The cheapest rate is 2.14% with a £1,675 booking and arrangement fee compared to 4.89% with £1,094 in fees in November 2008.
Over the 5-year period someone borrowing £150,000 on the cheapest deal will pay £40,400 in interest rather than £53,100 in 2008.
Dan Plant, consumer expert at MoneySuperMarket said: “The current mortgage climate is the brightest it’s been for some years, with rates at an all-time low. However, fervour about a potential rate rise is likely to make lenders jittery, and we could see them pricing this into their available deals soon.
“If you are in a position to fix right now, doing so will get you security at a cheap rate. But even if your current deal doesn’t end until December, many lenders will let you reserve rates that are available right now, for up to six months for a small fee. If you are able to do this, you could ward off the possibility of a huge jump in repayments, which you may see if you waited till your deal ends.

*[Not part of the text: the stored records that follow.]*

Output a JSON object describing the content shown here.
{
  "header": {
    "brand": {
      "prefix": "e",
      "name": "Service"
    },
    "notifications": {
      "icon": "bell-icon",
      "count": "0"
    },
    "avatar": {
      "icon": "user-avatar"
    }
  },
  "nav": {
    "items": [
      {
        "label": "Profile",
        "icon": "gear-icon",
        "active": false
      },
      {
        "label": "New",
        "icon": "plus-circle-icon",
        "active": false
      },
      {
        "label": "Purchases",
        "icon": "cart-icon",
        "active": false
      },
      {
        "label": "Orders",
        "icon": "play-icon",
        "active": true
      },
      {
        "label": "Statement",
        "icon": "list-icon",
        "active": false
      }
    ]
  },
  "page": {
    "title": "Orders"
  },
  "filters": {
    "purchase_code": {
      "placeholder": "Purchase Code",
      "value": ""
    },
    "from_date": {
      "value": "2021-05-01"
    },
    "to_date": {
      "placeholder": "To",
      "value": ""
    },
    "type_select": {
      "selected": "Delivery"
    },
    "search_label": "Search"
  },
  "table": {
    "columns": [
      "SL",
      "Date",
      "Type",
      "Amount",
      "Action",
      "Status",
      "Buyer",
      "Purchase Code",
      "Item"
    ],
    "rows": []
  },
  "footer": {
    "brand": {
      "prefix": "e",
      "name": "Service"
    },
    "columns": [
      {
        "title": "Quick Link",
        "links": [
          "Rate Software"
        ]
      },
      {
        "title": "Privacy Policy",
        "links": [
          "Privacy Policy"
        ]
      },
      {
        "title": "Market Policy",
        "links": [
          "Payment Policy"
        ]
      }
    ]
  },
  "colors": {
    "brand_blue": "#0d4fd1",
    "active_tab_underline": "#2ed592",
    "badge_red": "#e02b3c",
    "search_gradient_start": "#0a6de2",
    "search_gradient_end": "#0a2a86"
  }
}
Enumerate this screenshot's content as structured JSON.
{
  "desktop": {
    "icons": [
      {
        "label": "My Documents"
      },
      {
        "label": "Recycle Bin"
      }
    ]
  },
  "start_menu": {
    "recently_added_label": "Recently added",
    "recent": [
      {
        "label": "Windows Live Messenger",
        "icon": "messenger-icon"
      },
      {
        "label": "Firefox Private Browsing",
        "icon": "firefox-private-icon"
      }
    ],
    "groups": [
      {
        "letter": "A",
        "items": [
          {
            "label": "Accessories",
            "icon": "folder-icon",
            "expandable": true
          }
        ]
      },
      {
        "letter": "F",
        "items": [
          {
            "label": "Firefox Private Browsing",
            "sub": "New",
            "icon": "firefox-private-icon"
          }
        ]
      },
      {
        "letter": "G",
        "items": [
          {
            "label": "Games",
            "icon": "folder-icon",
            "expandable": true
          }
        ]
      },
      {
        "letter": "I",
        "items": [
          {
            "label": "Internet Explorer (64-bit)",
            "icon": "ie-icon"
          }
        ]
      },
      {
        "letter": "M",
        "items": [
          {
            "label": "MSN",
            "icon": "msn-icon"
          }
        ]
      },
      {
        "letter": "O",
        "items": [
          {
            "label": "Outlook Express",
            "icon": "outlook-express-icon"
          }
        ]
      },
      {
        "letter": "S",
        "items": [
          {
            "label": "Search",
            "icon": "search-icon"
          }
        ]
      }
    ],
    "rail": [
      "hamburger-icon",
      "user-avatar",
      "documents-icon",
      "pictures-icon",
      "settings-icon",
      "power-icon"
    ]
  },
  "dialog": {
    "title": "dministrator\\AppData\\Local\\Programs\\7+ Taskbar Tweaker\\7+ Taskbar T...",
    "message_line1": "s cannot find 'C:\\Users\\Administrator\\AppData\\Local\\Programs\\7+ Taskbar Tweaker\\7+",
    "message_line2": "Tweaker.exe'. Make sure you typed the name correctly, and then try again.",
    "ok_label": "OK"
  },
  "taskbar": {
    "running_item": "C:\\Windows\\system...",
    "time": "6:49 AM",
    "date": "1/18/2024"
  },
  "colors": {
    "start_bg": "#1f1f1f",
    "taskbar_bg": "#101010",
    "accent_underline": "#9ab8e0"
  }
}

“Of course, buying a house is a huge investment, and prospective buyers must not rush into any decisions. When comparing mortgages it’s vital to work out the total cost over the term of the deal, taking both rates and fees into account.”
It’s a similar case with 2-year fixes which are £6,000 cheaper. The cheapest 2-year fix is 1.05%, down from 4.79% in November 2008. In 2008 borrowers would have paid £21,600 but now that figure stands at just £15,700.
Last week the Governor of the Bank of England Mark Carney indicated that a 2015 rate rise isn’t out of the question.
For borrowers on a typical standard variable rate of 4.84% with a £150,000 25-year loan a 0.25% jump in the base rate would increase monthly payments from £863 to £885.